Keep your practice pure

Keeping yoga pure.

It’s much easier to get things dirty then to clean them. It’s so much more challenging to find and maintain quietness and stillness, yet so effortlessly it can be disturbed. The law of entropy in this world shows us that without doing anything at all, something perfect, good and bright such as an apple sitting peacefully, will over time, inevitably rots.

We need to work hard to improve, to progress, to get better, to evolve, at time it seems like swimming against the current, pushing against gravity. So much force a plant must use in order to grow, to move and spring upwardly.
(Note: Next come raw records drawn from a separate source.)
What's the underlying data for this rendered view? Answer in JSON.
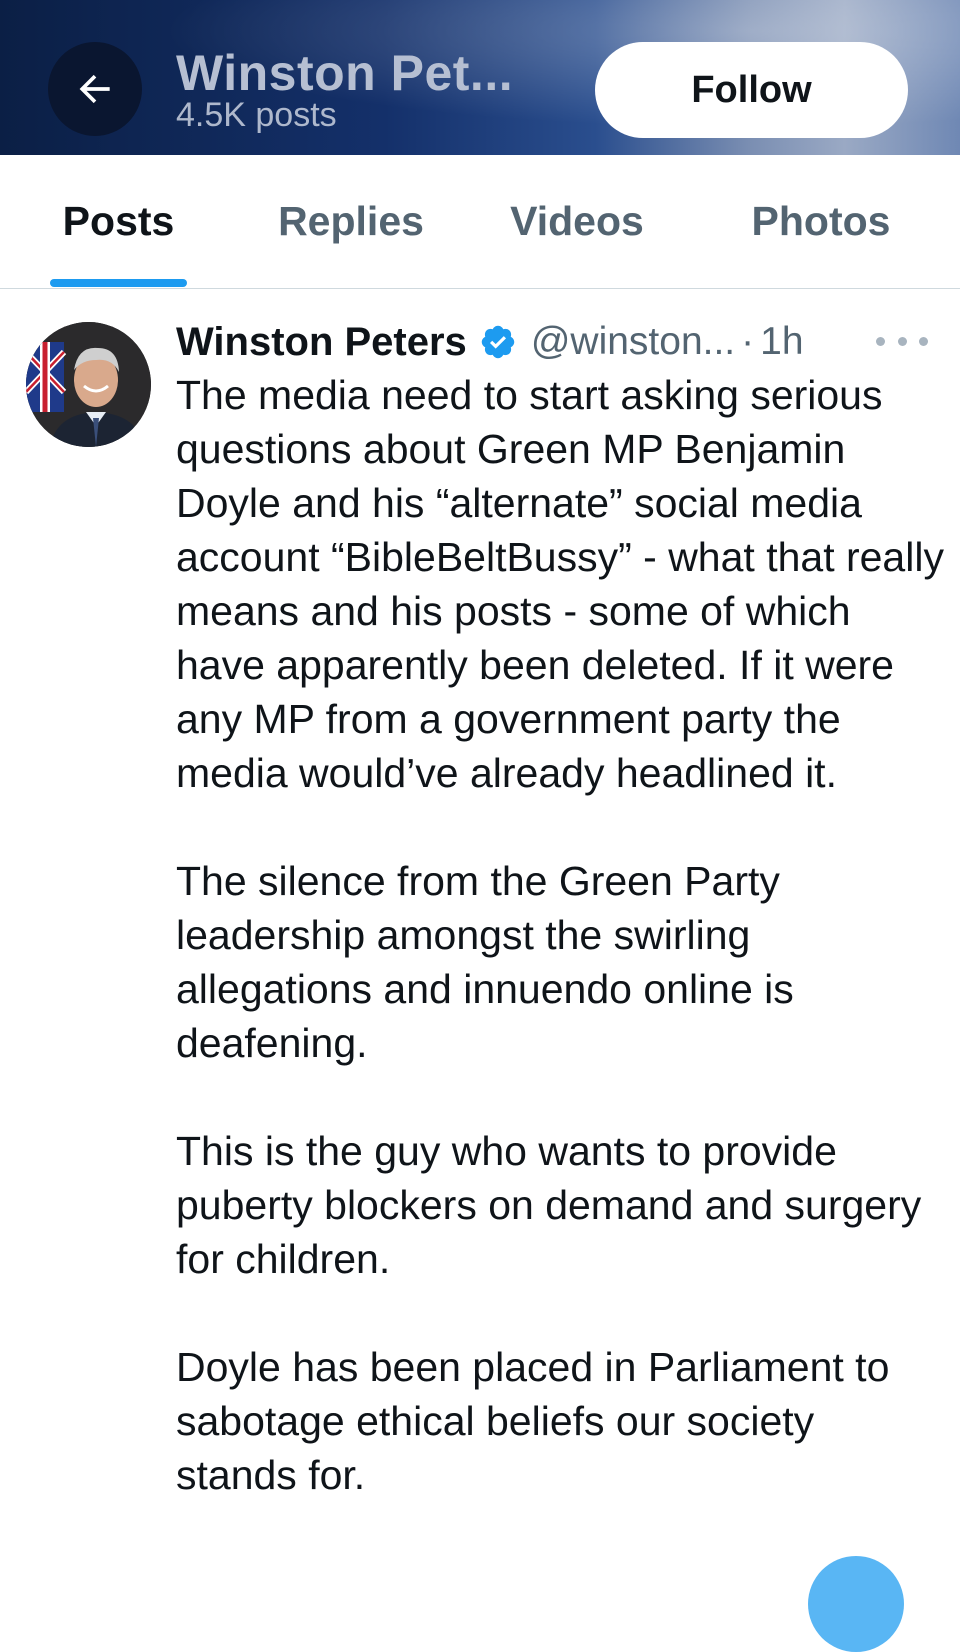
{
  "header": {
    "display_name": "Winston Pet...",
    "post_count": "4.5K posts",
    "follow_label": "Follow",
    "back_icon": "arrow-left-icon"
  },
  "tabs": [
    {
      "label": "Posts",
      "active": true
    },
    {
      "label": "Replies",
      "active": false
    },
    {
      "label": "Videos",
      "active": false
    },
    {
      "label": "Photos",
      "active": false
    }
  ],
  "post": {
    "author_name": "Winston Peters",
    "verified": true,
    "handle": "@winston...",
    "separator": "·",
    "time": "1h",
    "paragraphs": [
      "The media need to start asking serious questions about Green MP Benjamin Doyle and his “alternate” social media account “BibleBeltBussy” - what that really means and his posts - some of which have apparently been deleted. If it were any MP from a government party the media would’ve already headlined it.",
      "The silence from the Green Party leadership amongst the swirling allegations and innuendo online is deafening.",
      "This is the guy who wants to provide puberty blockers on demand and surgery for children.",
      "Doyle has been placed in Parliament to sabotage ethical beliefs our society stands for."
    ]
  },
  "colors": {
    "accent": "#1d9bf0",
    "text_primary": "#0f1419",
    "text_secondary": "#536471"
  }
}
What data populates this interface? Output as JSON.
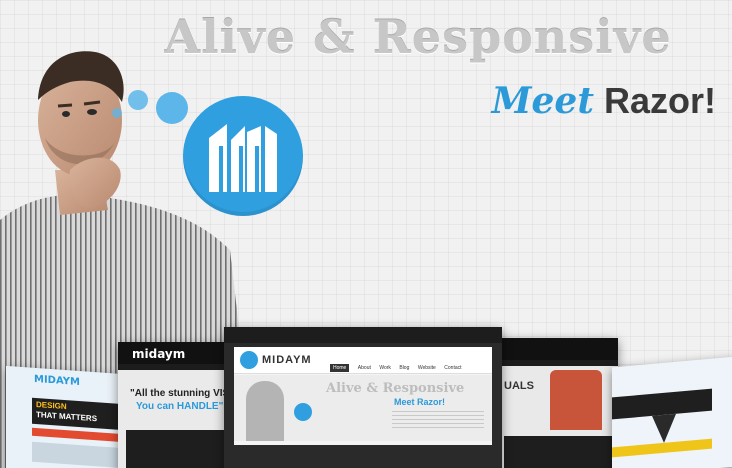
{
  "hero": {
    "headline": "Alive & Responsive",
    "tagline_meet": "Meet",
    "tagline_razor": "Razor!"
  },
  "preview": {
    "brand": "MIDAYM",
    "brand_left": "midaym",
    "left_headline_1": "\"All the stunning VIS",
    "left_headline_2": "You can HANDLE\"",
    "far_left_banner_1": "DESIGN",
    "far_left_banner_2": "THAT MATTERS",
    "center_headline": "Alive & Responsive",
    "center_sub": "Meet Razor!",
    "right_fragment": "UALS",
    "nav": [
      "Home",
      "About",
      "Work",
      "Blog",
      "Website",
      "Contact"
    ]
  },
  "colors": {
    "accent": "#2c9ad8",
    "dark": "#3a3a3a"
  }
}
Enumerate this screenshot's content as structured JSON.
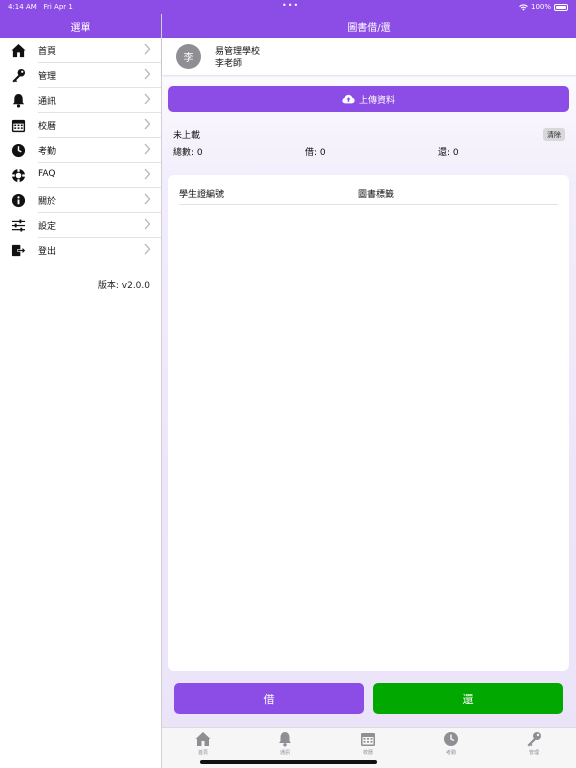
{
  "status_bar": {
    "time": "4:14 AM",
    "date": "Fri Apr 1",
    "battery": "100%"
  },
  "sidebar": {
    "title": "選單",
    "items": [
      {
        "label": "首頁",
        "icon": "home-icon"
      },
      {
        "label": "管理",
        "icon": "key-icon"
      },
      {
        "label": "通訊",
        "icon": "bell-icon"
      },
      {
        "label": "校曆",
        "icon": "calendar-icon"
      },
      {
        "label": "考勤",
        "icon": "clock-icon"
      },
      {
        "label": "FAQ",
        "icon": "lifebuoy-icon"
      },
      {
        "label": "關於",
        "icon": "info-icon"
      },
      {
        "label": "設定",
        "icon": "sliders-icon"
      },
      {
        "label": "登出",
        "icon": "logout-icon"
      }
    ],
    "version": "版本: v2.0.0"
  },
  "main": {
    "title": "圖書借/還",
    "avatar_text": "李",
    "school": "易管理學校",
    "teacher": "李老師",
    "upload_label": "上傳資料",
    "status": "未上載",
    "clear_label": "清除",
    "total": "總數: 0",
    "borrow_count": "借: 0",
    "return_count": "還: 0",
    "table_headers": [
      "學生證編號",
      "圖書標籤"
    ],
    "borrow_label": "借",
    "return_label": "還"
  },
  "tabbar": [
    {
      "label": "首頁",
      "icon": "home-icon"
    },
    {
      "label": "通訊",
      "icon": "bell-icon"
    },
    {
      "label": "校曆",
      "icon": "calendar-icon"
    },
    {
      "label": "考勤",
      "icon": "clock-icon"
    },
    {
      "label": "管理",
      "icon": "key-icon"
    }
  ],
  "colors": {
    "accent": "#8c4ce6",
    "return_green": "#00a800"
  }
}
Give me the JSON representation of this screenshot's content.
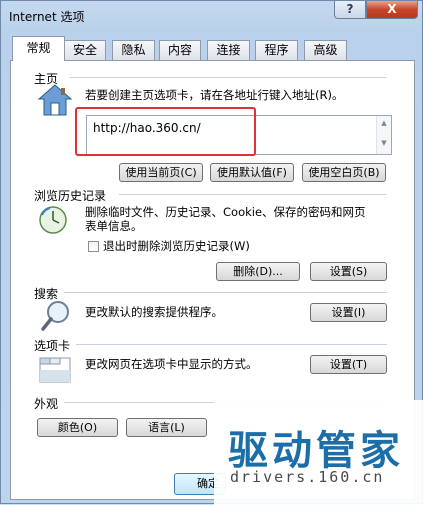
{
  "window": {
    "title": "Internet 选项",
    "help": "?",
    "close": "X"
  },
  "tabs": [
    "常规",
    "安全",
    "隐私",
    "内容",
    "连接",
    "程序",
    "高级"
  ],
  "home": {
    "heading": "主页",
    "instruction": "若要创建主页选项卡，请在各地址行键入地址(R)。",
    "url": "http://hao.360.cn/",
    "buttons": [
      "使用当前页(C)",
      "使用默认值(F)",
      "使用空白页(B)"
    ]
  },
  "history": {
    "heading": "浏览历史记录",
    "line1": "删除临时文件、历史记录、Cookie、保存的密码和网页",
    "line2": "表单信息。",
    "checkbox": "退出时删除浏览历史记录(W)",
    "delete_button": "删除(D)...",
    "settings_button": "设置(S)"
  },
  "search": {
    "heading": "搜索",
    "text": "更改默认的搜索提供程序。",
    "settings_button": "设置(I)"
  },
  "tabs_section": {
    "heading": "选项卡",
    "text": "更改网页在选项卡中显示的方式。",
    "settings_button": "设置(T)"
  },
  "appearance": {
    "heading": "外观",
    "colors_button": "颜色(O)",
    "languages_button": "语言(L)"
  },
  "footer": {
    "ok_button": "确定"
  },
  "watermark": {
    "main": "驱动管家",
    "sub": "drivers.160.cn"
  },
  "colors": {
    "accent": "#1b6ea8",
    "highlight": "#e0303a"
  }
}
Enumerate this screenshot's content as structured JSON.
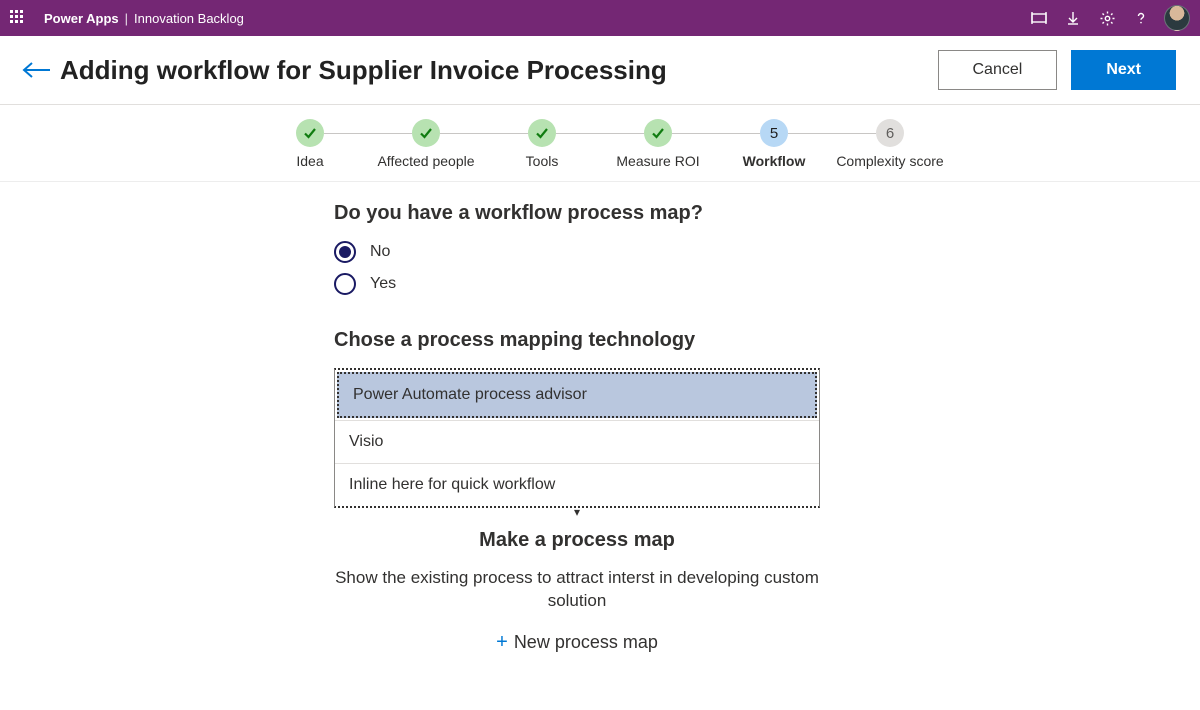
{
  "topbar": {
    "brand": "Power Apps",
    "app": "Innovation Backlog"
  },
  "header": {
    "title": "Adding workflow for Supplier Invoice Processing",
    "cancel": "Cancel",
    "next": "Next"
  },
  "stepper": [
    {
      "label": "Idea",
      "state": "done"
    },
    {
      "label": "Affected people",
      "state": "done"
    },
    {
      "label": "Tools",
      "state": "done"
    },
    {
      "label": "Measure ROI",
      "state": "done"
    },
    {
      "label": "Workflow",
      "state": "current",
      "num": "5"
    },
    {
      "label": "Complexity score",
      "state": "future",
      "num": "6"
    }
  ],
  "q1": {
    "prompt": "Do you have a workflow process map?",
    "options": [
      "No",
      "Yes"
    ],
    "selected": "No"
  },
  "q2": {
    "prompt": "Chose a process mapping technology",
    "options": [
      "Power Automate process advisor",
      "Visio",
      "Inline here for quick workflow"
    ],
    "selected": "Power Automate process advisor"
  },
  "cta": {
    "heading": "Make a process map",
    "sub": "Show the existing process to attract interst in developing custom solution",
    "new": "New process map"
  }
}
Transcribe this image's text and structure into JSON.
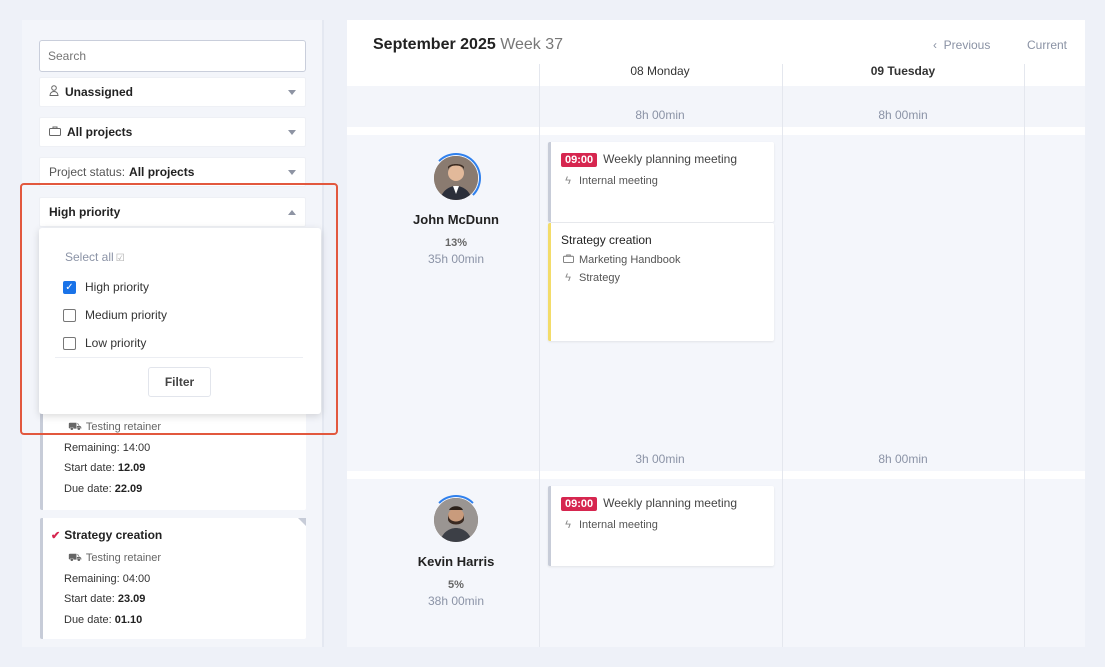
{
  "sidebar": {
    "search_placeholder": "Search",
    "filters": [
      {
        "label": "Unassigned",
        "icon": "user-icon"
      },
      {
        "label": "All projects",
        "icon": "briefcase-icon"
      },
      {
        "prefix": "Project status:",
        "label": "All projects"
      },
      {
        "label": "High priority"
      }
    ],
    "priority_popup": {
      "select_all": "Select all",
      "options": [
        {
          "label": "High priority",
          "checked": true
        },
        {
          "label": "Medium priority",
          "checked": false
        },
        {
          "label": "Low priority",
          "checked": false
        }
      ],
      "filter_button": "Filter"
    },
    "tasks": [
      {
        "project": "Testing retainer",
        "remaining_label": "Remaining:",
        "remaining": "14:00",
        "start_label": "Start date:",
        "start": "12.09",
        "due_label": "Due date:",
        "due": "22.09"
      },
      {
        "title": "Strategy creation",
        "project": "Testing retainer",
        "remaining_label": "Remaining:",
        "remaining": "04:00",
        "start_label": "Start date:",
        "start": "23.09",
        "due_label": "Due date:",
        "due": "01.10"
      }
    ]
  },
  "calendar": {
    "month": "September 2025",
    "week": "Week 37",
    "prev": "Previous",
    "current": "Current",
    "days": [
      {
        "label": "08 Monday",
        "bold": false,
        "summary": "8h 00min"
      },
      {
        "label": "09 Tuesday",
        "bold": true,
        "summary": "8h 00min"
      }
    ],
    "people": [
      {
        "name": "John McDunn",
        "pct": "13%",
        "hours": "35h 00min",
        "day_totals": [
          "3h 00min",
          "8h 00min"
        ],
        "events": [
          {
            "time": "09:00",
            "title": "Weekly planning meeting",
            "sub1": "Internal meeting"
          },
          {
            "title": "Strategy creation",
            "sub1": "Marketing Handbook",
            "sub2": "Strategy"
          }
        ]
      },
      {
        "name": "Kevin Harris",
        "pct": "5%",
        "hours": "38h 00min",
        "events": [
          {
            "time": "09:00",
            "title": "Weekly planning meeting",
            "sub1": "Internal meeting"
          }
        ]
      }
    ]
  },
  "colors": {
    "accent": "#1a73e8",
    "time_badge": "#d6264f",
    "highlight": "#e2583e",
    "ring": "#2f80ed"
  }
}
One of the greatest tools I have found for living here, on this planet of beauty and destruction, is yoga. And I notice, that yoga, just like anything great, should be kept pure, protected and cherished. Just a tiny drop of lemon can spoil a big full pot of milk.

I was lucky to be introduced to yoga at a young age, and it has been a completely integral part of my life for a few decades now. It has been so natural to me, that I somehow had the thought that all such “hobbies” or such physical actives are balancing in their nature. Little did I know that many people use yoga to counterbalance their beloved “hobbies”, as those activates are often, rather physically harmful.

For instance, when I started learning to play the harp, the way the harp is built, and actually it is rather sad to discover that this is true for most musical instruments – their design and structure is not aimed at, nor supportive to the comfort and physical wellbeing of the player. Most musicians require some sort of physical exercises and stretches of ‘yoga nature’ to help them realign their body, their posture; to counter the imbalanced shape of the instrument and the technique of playing. For playing most instruments, a practice such is yoga is not only important to keep general wellness but to actually to counterbalance the problematic posture of playing music.

Surprisingly, at least for me, the same can be said about most sports and athlete too. They too need some form of ‘yogic practice’ to help balance their body. I was under the impression that since an athlete’s lifestyle is so dedicated to their physical body, at least it would be a healthy one. Unfortunately most sports work in a way that strengthen only a single group of muscles. For example, a tennis player: unfortunately the way they play requires them to use their body in an uneven way. One hand is literally doing most of the hard work. To readjust this they must invest time and effort in their body to continually counter that imbalance, to keep their body in harmony and equilibrium.

I feel very grateful to have grown up with yoga as part of how I feel and work with my body. Listening to it, strengthening it, stretching it, and yet respecting its limits.

Yoga, is such a true friend, and yet we must remember like any love, that we must not abuse it. Keeping yoga pure means that we do not let an idea of how a posture or a practice “should” look, push us. Our motivation is to grow within our own ability, to expand our limits within. It is wonderful to have goals, guidelines and inspiration. However, when we push our body without the correct understanding of what it can or can’t do, we are always in the wrong.

This can be a result of either simple ignorance or an ego driven motivation. Since we can improve our body it can be challenging to notice when we move beyond the line of enjoying the benefit of the practice into a zone of harming ourselves and disrespecting the body’s limits.

The moment our yoga loses its special pure quality it can turn against us, blocking us from growing and creating pain as well as injury. We must keep a vivid thought of why it is that we practice, and keep that intention pure.

Things get even more subtle with regarding to our practice of stillness and meditation where our intention plays an even greater role. As long as we practice meditation for achievements within this world – such as to be more focused, healthy, energies, peaceful, then our practice will be limited. It is only once we start giving value to our inner world, and inner welling how we feel, within our inner state, that we can grow and develop on that deeper realm.

(c) 2010 Meditative Art School, Mochita Har-Lev      Web Development: